Thus, in the mid-1990s, an oriented plan began to reduce hyperinflation and resume growth through structural reforms, supported by multilateral financing. The components of the stabilization program include the Fiscal Emergency Plan through which easy-to-collect taxes were established, such as the selective consumption tax, a temporary 10% tax on exports, a 1% tax on equity, and mainly, the price of gasoline was increased by thirty-four times, the central bank’s financing of the Government was prohibited from thirty days after granting it a loan to pay the public payroll, while the collection recovered. Tariff barriers were lowered and at the same time created a rule for increasing the prices of public services.

Regarding exchange, the discussion between a fixed or flexible exchange rate regimes favored a hybrid system, which started from the unification of the exchange rates from a 50% devaluation and the new level of the exchange rate. Instead, a target was set for the exchange rate that served as an anchor for the economy. Then, since September 1990, it was moved to an anchor based on a decreasing rate of the monetary base. The results were favorable with a sustained reduction in inflation to 6% in 1998, while the economy returned to growth.

As these experiences illustrate stopping hyperinflation is not only a difficult task but it is also an achievable task. There are some interesting differences across experiences that give a bit of margin for Venezuelan policymakers to choose alternative approaches. However, all economies that have been able to defeat it have done so by making major fiscal adjustments that eradicate the source of the unsustainable monetary expansions leading to hyperinflation. For hyperinflation to stop in Venezuela, the kind of policy changes requires will only be possible under a regime change. Any hope of achieving a credible stabilization plan requires new macroeconomic policies and support from international financial institutions that are not possible under the Maduro regime, whose only economic plan is the continued monetization of its fiscal deficits.


  1. Source: Permanent Commission of Finance and Economic Development of National Assembly of Venezuela, own calculations.
  2. Olivera, J. 1964. “On Structural Inflation and Latin America’s Structuralism.” Oxford Economic Papers.
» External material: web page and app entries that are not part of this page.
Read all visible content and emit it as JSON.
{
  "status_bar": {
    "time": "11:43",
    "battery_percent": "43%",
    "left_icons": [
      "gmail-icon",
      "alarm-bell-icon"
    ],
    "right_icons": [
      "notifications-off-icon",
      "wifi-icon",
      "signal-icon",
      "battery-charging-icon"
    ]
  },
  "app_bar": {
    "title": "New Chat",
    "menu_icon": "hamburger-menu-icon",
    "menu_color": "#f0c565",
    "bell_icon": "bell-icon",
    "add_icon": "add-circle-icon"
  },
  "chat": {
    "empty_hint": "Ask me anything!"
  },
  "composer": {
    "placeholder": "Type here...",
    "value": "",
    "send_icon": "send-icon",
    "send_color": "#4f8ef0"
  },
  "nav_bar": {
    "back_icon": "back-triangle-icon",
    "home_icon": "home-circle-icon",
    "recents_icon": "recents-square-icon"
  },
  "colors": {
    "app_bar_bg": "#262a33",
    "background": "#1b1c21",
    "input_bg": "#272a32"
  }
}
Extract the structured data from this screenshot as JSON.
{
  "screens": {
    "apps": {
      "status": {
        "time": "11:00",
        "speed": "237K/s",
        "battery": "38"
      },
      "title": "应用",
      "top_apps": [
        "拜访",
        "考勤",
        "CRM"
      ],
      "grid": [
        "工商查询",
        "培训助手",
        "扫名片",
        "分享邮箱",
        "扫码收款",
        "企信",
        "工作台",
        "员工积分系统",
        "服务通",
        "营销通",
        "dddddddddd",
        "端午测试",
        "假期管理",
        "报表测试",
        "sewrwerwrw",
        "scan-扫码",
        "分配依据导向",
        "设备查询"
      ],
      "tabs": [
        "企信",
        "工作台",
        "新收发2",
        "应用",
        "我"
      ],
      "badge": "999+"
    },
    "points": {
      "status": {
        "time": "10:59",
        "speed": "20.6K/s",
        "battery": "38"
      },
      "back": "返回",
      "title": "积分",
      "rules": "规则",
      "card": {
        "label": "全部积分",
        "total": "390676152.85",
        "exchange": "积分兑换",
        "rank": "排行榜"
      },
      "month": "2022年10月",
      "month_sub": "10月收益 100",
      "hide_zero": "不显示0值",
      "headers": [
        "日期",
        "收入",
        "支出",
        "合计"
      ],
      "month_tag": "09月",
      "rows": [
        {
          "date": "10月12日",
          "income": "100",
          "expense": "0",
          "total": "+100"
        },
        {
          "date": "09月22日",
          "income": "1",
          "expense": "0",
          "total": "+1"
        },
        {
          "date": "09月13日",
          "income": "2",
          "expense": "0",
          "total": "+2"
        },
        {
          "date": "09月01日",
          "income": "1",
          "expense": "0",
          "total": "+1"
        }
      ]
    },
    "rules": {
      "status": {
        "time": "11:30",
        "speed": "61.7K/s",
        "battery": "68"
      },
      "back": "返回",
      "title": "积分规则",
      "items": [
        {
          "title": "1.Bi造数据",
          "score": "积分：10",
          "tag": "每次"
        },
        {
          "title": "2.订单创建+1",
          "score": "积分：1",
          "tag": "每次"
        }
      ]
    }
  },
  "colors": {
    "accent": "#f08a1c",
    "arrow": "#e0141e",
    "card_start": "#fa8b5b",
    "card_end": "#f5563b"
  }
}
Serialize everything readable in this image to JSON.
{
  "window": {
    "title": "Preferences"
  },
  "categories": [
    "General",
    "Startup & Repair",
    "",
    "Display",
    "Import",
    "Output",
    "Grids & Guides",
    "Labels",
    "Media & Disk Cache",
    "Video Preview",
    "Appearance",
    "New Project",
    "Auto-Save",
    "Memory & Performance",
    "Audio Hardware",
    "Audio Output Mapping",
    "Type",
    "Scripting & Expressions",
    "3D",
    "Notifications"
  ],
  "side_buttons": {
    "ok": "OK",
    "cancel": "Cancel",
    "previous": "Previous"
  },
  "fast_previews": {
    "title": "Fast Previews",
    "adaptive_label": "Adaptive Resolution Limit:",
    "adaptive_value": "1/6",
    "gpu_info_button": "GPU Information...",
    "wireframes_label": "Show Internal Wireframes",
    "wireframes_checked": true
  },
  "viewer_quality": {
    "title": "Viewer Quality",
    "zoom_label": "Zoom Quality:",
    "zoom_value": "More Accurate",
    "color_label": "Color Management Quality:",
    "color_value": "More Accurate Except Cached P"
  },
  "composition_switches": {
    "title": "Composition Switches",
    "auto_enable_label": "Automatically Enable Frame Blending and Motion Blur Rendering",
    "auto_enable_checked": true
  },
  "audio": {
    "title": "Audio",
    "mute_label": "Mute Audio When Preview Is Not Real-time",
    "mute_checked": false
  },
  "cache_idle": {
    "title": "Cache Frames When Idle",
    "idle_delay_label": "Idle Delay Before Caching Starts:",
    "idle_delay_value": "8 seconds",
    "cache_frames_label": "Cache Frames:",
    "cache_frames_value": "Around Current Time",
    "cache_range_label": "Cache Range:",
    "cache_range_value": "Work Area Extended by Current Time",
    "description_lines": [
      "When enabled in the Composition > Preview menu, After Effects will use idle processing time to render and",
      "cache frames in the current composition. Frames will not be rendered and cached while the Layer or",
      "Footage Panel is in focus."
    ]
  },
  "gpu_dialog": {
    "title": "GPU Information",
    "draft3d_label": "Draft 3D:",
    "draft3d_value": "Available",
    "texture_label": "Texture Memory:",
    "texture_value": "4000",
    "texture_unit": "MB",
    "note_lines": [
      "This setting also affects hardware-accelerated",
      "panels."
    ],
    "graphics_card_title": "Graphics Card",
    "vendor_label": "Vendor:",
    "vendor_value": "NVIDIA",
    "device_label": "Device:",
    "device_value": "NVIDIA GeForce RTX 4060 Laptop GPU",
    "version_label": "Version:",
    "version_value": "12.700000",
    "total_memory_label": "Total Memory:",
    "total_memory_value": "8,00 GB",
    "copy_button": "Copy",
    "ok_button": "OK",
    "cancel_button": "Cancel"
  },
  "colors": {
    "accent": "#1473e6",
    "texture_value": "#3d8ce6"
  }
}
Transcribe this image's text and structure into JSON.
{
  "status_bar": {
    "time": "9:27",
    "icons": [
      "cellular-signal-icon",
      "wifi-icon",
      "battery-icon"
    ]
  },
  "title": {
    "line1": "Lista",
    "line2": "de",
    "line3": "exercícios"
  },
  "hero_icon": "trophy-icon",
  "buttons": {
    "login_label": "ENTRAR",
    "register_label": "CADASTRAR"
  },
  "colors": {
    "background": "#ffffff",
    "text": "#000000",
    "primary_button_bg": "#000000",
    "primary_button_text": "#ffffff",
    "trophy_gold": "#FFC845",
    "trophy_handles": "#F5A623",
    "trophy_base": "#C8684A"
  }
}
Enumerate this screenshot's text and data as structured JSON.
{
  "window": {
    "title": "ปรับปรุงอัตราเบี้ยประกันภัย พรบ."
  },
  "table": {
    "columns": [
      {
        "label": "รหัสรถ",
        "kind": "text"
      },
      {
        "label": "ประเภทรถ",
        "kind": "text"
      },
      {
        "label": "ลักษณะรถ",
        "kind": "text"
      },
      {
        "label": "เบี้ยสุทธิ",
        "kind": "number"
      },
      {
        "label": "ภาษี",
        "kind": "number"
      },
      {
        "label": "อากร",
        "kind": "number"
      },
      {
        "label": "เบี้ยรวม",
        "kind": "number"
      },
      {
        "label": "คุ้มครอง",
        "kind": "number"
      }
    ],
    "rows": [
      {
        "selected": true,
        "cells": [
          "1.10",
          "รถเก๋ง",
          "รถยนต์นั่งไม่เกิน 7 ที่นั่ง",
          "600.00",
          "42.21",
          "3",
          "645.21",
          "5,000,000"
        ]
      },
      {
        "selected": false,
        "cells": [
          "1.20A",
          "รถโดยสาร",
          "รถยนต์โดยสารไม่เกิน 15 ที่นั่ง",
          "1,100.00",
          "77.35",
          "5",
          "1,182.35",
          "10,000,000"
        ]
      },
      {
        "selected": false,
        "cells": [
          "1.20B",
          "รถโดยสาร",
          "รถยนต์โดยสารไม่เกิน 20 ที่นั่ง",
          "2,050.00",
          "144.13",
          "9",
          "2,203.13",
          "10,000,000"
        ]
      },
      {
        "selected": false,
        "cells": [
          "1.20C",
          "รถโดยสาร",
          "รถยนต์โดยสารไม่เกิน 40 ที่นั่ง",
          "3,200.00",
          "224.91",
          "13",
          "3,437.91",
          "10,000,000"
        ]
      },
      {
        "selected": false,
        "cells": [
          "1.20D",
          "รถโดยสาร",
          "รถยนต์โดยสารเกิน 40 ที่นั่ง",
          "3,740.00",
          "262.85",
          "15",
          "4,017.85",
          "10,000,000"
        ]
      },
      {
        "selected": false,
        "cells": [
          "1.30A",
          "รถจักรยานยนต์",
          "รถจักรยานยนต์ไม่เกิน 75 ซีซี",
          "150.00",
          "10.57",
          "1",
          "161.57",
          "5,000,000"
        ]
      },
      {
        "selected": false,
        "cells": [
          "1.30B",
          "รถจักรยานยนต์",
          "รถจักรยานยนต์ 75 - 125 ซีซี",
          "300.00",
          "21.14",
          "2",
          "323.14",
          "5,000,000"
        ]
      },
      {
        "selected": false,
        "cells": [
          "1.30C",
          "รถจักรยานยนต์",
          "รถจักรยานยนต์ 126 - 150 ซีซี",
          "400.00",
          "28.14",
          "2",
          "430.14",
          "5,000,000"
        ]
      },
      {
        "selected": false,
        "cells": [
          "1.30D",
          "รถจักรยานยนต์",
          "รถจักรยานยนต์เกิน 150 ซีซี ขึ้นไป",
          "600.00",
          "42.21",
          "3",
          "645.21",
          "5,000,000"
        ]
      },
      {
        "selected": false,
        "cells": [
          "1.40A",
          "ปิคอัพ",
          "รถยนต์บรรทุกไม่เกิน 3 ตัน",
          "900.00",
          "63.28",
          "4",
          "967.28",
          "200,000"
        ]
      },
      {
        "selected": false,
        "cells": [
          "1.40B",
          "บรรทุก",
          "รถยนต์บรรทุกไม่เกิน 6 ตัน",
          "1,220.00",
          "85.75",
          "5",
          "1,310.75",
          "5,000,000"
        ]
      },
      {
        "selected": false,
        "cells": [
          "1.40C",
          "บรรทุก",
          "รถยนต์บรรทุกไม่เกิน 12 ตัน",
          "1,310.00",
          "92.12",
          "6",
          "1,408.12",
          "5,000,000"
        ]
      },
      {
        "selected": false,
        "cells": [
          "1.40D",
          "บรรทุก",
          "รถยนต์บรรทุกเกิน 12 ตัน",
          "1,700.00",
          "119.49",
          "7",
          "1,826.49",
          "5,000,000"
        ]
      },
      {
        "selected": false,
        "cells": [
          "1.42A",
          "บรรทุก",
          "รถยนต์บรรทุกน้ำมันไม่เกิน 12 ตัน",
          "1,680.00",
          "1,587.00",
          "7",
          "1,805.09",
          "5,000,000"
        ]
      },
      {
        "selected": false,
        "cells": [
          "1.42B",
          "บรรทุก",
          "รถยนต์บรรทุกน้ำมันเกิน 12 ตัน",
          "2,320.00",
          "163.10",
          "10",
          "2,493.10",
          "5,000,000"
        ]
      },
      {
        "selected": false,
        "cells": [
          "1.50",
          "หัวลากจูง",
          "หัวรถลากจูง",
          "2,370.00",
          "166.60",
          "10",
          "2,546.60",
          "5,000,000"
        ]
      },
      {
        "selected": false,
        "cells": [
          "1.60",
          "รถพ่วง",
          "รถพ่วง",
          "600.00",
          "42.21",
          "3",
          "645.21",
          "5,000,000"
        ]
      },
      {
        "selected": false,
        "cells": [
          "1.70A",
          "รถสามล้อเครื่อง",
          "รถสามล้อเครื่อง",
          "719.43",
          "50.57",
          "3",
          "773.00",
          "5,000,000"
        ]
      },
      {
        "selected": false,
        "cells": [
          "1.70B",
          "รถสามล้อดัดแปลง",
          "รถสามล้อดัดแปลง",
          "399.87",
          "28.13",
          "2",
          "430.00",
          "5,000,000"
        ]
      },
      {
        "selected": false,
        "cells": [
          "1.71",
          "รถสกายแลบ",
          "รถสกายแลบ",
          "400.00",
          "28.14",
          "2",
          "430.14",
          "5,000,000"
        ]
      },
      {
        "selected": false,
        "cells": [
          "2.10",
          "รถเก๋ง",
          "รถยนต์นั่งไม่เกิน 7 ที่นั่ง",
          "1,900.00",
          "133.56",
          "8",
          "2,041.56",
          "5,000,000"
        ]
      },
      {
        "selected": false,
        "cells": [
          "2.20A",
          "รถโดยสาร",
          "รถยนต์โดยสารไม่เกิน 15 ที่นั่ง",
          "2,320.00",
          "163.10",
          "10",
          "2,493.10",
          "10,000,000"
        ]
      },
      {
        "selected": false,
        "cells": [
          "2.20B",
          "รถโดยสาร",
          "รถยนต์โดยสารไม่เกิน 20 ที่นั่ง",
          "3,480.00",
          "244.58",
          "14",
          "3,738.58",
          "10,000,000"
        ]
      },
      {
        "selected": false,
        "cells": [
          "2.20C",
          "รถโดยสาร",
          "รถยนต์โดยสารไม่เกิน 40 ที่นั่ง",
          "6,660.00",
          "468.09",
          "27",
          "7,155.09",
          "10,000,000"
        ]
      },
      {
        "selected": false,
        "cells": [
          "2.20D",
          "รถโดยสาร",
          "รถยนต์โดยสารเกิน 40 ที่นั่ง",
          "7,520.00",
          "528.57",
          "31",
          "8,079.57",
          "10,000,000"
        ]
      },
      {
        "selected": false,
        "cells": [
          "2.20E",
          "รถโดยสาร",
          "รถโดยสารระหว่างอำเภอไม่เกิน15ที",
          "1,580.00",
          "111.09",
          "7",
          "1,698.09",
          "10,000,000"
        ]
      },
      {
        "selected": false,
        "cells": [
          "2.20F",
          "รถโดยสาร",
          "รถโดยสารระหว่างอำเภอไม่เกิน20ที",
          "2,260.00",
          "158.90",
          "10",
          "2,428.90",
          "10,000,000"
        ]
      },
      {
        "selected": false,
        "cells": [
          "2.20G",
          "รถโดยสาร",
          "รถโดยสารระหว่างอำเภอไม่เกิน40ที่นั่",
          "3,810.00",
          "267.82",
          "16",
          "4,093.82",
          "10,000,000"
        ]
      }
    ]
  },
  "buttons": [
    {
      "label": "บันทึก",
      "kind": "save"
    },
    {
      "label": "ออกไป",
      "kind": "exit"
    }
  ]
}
Tanzi, V. 1977. “Inflation, Lags, in Collection and the Real Value of Tax Revenue.” International Monetary Fund Staff Papers.
  3. Source: Central Bank of Venezuela, own calculations.
  4. See: Balance Preliminar de las Economías de América Latina y el Caribe 2020.
  5. See: IMF World Economic Outlook, October 2020.
  6. See:
  7. See Reinhart, C., and M. A. Savastano. 2003. “The Realities of Modern Hyperinflation: Despite Falling Inflation Rates Worldwide, Hyperinflation Could Happen Again.” Finance & Development, International Monetary Fund, 20–23